> [Required work] Report how many lines in the records carry the string "state", and give no further text.

> [Dataset rows for apps and sites]
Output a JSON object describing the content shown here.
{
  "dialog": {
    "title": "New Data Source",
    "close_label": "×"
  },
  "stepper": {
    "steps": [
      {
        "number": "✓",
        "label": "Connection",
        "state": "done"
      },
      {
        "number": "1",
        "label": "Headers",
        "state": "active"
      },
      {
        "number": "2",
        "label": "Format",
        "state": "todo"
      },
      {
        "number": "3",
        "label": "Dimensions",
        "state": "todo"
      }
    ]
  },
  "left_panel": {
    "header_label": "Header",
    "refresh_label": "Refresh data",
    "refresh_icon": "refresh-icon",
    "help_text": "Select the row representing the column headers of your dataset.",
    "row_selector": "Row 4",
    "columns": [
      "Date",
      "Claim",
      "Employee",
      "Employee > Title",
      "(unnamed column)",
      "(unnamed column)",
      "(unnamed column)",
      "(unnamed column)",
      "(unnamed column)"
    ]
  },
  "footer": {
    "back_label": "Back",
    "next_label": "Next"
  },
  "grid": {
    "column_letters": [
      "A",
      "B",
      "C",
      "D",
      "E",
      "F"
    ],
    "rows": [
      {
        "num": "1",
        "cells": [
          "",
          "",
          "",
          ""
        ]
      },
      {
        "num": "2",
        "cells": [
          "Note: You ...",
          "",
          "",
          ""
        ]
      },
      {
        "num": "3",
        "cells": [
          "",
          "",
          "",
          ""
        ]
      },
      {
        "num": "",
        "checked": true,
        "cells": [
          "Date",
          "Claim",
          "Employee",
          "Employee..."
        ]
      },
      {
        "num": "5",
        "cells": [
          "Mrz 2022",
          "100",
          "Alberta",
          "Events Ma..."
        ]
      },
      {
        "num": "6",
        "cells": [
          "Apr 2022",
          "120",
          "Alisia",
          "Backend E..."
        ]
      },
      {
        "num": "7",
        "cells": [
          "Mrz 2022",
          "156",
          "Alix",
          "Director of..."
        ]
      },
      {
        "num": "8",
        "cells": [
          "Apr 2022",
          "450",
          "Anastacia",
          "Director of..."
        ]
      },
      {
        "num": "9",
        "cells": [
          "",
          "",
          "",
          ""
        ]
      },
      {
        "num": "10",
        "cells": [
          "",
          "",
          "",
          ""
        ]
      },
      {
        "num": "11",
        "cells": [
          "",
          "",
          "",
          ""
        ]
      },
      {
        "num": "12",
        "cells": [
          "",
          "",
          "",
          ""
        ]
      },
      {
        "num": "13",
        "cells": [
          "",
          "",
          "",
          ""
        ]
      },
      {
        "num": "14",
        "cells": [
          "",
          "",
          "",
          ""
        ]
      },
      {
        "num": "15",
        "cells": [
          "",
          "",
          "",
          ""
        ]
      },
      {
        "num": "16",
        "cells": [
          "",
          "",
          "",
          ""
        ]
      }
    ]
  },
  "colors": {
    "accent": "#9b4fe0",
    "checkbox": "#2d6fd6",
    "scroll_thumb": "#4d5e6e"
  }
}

> [Output below] 4